Teachers, schools, and policymakers will face unprecedented challenges as schools reopen for in-person instruction. One of the key challenges is to figure out how to provide resources and support to students, especially those who did not thrive during distance learning. Assessment data is critical to identify learning gaps, develop intervention strategies, and mitigate learning loss.
Year-end assessments for math, English language arts, science, and English language proficiency were waived last spring, and the state is preparing to apply for a flexibility waiver this year. These summative assessments measure student achievement by comparing it against some benchmark or standard, and some are used for accountability purposes. However, deep concerns about learning loss have prompted districts and schools to rely on diagnostic assessments (which measure pre-instruction knowledge and skills to help teachers fine-tune their lesson plans) and formative assessments (which measure student success in meeting short-term learning goals throughout the year) to monitor student progress.

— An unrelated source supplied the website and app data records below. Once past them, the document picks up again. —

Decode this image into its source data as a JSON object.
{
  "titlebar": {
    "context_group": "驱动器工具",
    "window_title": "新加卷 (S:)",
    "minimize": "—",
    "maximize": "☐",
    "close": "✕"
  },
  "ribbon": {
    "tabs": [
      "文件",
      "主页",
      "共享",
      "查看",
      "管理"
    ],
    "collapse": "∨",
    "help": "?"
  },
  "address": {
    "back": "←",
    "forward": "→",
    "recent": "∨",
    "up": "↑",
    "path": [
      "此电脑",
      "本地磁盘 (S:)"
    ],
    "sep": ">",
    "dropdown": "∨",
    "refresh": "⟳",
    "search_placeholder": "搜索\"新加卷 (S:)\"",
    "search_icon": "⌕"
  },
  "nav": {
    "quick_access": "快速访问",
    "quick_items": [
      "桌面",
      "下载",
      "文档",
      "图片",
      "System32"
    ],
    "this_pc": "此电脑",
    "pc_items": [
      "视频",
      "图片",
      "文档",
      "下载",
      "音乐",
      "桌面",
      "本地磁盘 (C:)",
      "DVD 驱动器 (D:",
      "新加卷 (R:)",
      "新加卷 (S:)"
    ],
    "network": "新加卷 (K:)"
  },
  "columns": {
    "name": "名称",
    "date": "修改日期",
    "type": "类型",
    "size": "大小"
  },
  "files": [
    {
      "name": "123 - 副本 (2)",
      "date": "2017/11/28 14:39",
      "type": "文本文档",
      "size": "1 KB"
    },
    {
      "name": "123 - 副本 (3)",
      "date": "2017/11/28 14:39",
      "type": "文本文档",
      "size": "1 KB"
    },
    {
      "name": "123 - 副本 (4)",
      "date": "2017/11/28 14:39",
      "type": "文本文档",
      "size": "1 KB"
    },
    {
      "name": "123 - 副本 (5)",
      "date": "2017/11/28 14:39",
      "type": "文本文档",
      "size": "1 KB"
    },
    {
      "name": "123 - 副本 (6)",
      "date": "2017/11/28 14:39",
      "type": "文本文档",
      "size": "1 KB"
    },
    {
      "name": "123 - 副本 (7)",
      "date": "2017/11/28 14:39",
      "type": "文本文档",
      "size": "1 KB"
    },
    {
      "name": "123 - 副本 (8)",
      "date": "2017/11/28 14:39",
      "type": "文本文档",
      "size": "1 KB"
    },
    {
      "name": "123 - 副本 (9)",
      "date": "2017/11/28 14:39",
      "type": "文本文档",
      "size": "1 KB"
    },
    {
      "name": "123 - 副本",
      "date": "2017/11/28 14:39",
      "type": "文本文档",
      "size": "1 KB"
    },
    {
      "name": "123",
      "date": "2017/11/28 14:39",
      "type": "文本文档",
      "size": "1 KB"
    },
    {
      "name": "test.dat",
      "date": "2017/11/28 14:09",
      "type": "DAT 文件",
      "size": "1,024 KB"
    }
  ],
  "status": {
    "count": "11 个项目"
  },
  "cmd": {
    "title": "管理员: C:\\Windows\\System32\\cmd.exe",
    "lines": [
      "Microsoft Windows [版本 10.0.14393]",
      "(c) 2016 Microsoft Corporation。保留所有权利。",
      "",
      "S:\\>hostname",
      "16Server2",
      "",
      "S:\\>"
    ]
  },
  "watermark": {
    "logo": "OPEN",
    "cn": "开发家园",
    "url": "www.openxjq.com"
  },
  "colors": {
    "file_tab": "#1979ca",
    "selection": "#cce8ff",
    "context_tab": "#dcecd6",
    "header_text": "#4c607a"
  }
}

When PPIC surveyed school districts from November 2020 to January 2021, 32% of districts reported that assessing student achievement was a higher priority in the fall than it had been in the spring. The vast majority (89%) used assessments to measure learning even in the absence of a requirement—regardless of student characteristics (racial/ethnic composition, poverty levels, and educational needs) or geographic location.
Districts reported using a variety of diagnostic and formative assessments—most commonly teacher- and district-developed assessments (76%). More than half of districts reported using the summative English language proficiency assessment for California (ELPAC) for English Learners. Nearly half of districts reported using diagnostic and formative assessments approved by the California Department of Education (such as Measures of Academic Progress, or MAP). Fewer than half of districts (48%) reported using an assessment to place ninth-graders into math courses.
Even if California does not use summative assessments for accountability purposes this year, it is essential that teachers, parents, and policymakers have a broad array of information about student learning. In states that administered summative assessments in 2020, results paint a bleak picture of student learning loss, especially among nonwhite and low-income students. Identifying students who have fallen furthest behind during the pandemic is of immense importance for state policymakers as they try to help schools boost student success and close unprecedented learning gaps over the coming years.